## Problem description
Which lines of the data contain the string "Followers"? Copy every one.

Items from a data source
§
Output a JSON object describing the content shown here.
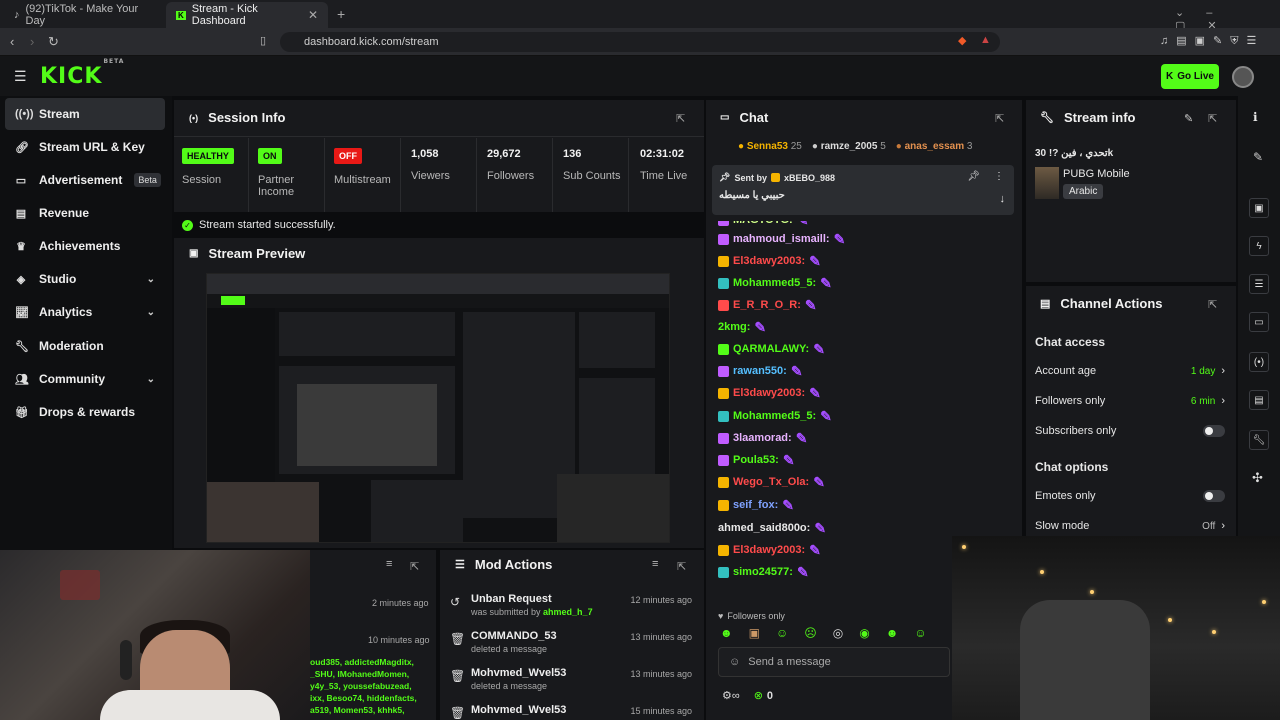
{
  "browser": {
    "tabs": [
      {
        "label": "(92)TikTok - Make Your Day"
      },
      {
        "label": "Stream - Kick Dashboard"
      }
    ],
    "url": "dashboard.kick.com/stream"
  },
  "header": {
    "logo": "KICK",
    "logo_tag": "BETA",
    "go_live": "Go Live",
    "colors": {
      "brand": "#53fc18",
      "offline": "#e91916"
    }
  },
  "sidebar": {
    "items": [
      {
        "label": "Stream",
        "icon": "signal-icon"
      },
      {
        "label": "Stream URL & Key",
        "icon": "link-icon"
      },
      {
        "label": "Advertisement",
        "badge": "Beta",
        "icon": "tv-icon"
      },
      {
        "label": "Revenue",
        "icon": "chart-icon"
      },
      {
        "label": "Achievements",
        "icon": "trophy-icon"
      },
      {
        "label": "Studio",
        "icon": "cube-icon"
      },
      {
        "label": "Analytics",
        "icon": "analytics-icon"
      },
      {
        "label": "Moderation",
        "icon": "wrench-icon"
      },
      {
        "label": "Community",
        "icon": "people-icon"
      },
      {
        "label": "Drops & rewards",
        "icon": "gift-icon"
      }
    ]
  },
  "session": {
    "title": "Session Info",
    "stats": [
      {
        "value": "HEALTHY",
        "label": "Session",
        "type": "pill-green"
      },
      {
        "value": "ON",
        "label": "Partner Income",
        "type": "pill-green"
      },
      {
        "value": "OFF",
        "label": "Multistream",
        "type": "pill-red"
      },
      {
        "value": "1,058",
        "label": "Viewers"
      },
      {
        "value": "29,672",
        "label": "Followers"
      },
      {
        "value": "136",
        "label": "Sub Counts"
      },
      {
        "value": "02:31:02",
        "label": "Time Live"
      }
    ],
    "success": "Stream started successfully."
  },
  "preview": {
    "title": "Stream Preview"
  },
  "chat": {
    "title": "Chat",
    "top": [
      {
        "name": "Senna53",
        "count": "25"
      },
      {
        "name": "ramze_2005",
        "count": "5"
      },
      {
        "name": "anas_essam",
        "count": "3"
      }
    ],
    "pinned": {
      "sent_by_label": "Sent by",
      "user": "xBEBO_988",
      "text": "حبيبي يا مسيطه"
    },
    "messages": [
      {
        "user": "MAGTOTG:",
        "color": "#d0ff8a"
      },
      {
        "user": "mahmoud_ismaill:",
        "color": "#e8b3ff"
      },
      {
        "user": "El3dawy2003:",
        "color": "#ff4b4b"
      },
      {
        "user": "Mohammed5_5:",
        "color": "#53fc18"
      },
      {
        "user": "E_R_R_O_R:",
        "color": "#ff4b4b"
      },
      {
        "user": "2kmg:",
        "color": "#53fc18"
      },
      {
        "user": "QARMALAWY:",
        "color": "#53fc18"
      },
      {
        "user": "rawan550:",
        "color": "#55bfff"
      },
      {
        "user": "El3dawy2003:",
        "color": "#ff4b4b"
      },
      {
        "user": "Mohammed5_5:",
        "color": "#53fc18"
      },
      {
        "user": "3laamorad:",
        "color": "#e8b3ff"
      },
      {
        "user": "Poula53:",
        "color": "#53fc18"
      },
      {
        "user": "Wego_Tx_Ola:",
        "color": "#ff4b4b"
      },
      {
        "user": "seif_fox:",
        "color": "#7fa2ff"
      },
      {
        "user": "ahmed_said800o:",
        "color": "#e8e8e8"
      },
      {
        "user": "El3dawy2003:",
        "color": "#ff4b4b"
      },
      {
        "user": "simo24577:",
        "color": "#53fc18"
      }
    ],
    "followers_only": "Followers only",
    "send_placeholder": "Send a message",
    "viewer_count": "0"
  },
  "stream_info": {
    "title": "Stream info",
    "stream_title": "تحدي ، فين ?! 30k",
    "category": "PUBG Mobile",
    "language": "Arabic"
  },
  "channel_actions": {
    "title": "Channel Actions",
    "chat_access": "Chat access",
    "rows": [
      {
        "label": "Account age",
        "value": "1 day"
      },
      {
        "label": "Followers only",
        "value": "6 min"
      },
      {
        "label": "Subscribers only",
        "value": ""
      }
    ],
    "chat_options": "Chat options",
    "options": [
      {
        "label": "Emotes only",
        "value": ""
      },
      {
        "label": "Slow mode",
        "value": "Off"
      }
    ]
  },
  "mod_actions": {
    "title": "Mod Actions",
    "items": [
      {
        "title": "Unban Request",
        "sub": "was submitted by",
        "who": "ahmed_h_7",
        "time": "12 minutes ago"
      },
      {
        "title": "COMMANDO_53",
        "sub": "deleted a message",
        "who": "",
        "time": "13 minutes ago"
      },
      {
        "title": "Mohvmed_Wvel53",
        "sub": "deleted a message",
        "who": "",
        "time": "13 minutes ago"
      },
      {
        "title": "Mohvmed_Wvel53",
        "sub": "",
        "who": "",
        "time": "15 minutes ago"
      }
    ]
  },
  "activity": {
    "times": [
      "2 minutes ago",
      "10 minutes ago"
    ],
    "names": [
      "oud385, addictedMagditx,",
      "_SHU, IMohanedMomen,",
      "y4y_53, youssefabuzead,",
      "ixx, Besoo74, hiddenfacts,",
      "a519, Momen53, khhk5,"
    ]
  }
}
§
## Written response
        "label": "Followers"
    "followers_only": "Followers only",
        "label": "Followers only",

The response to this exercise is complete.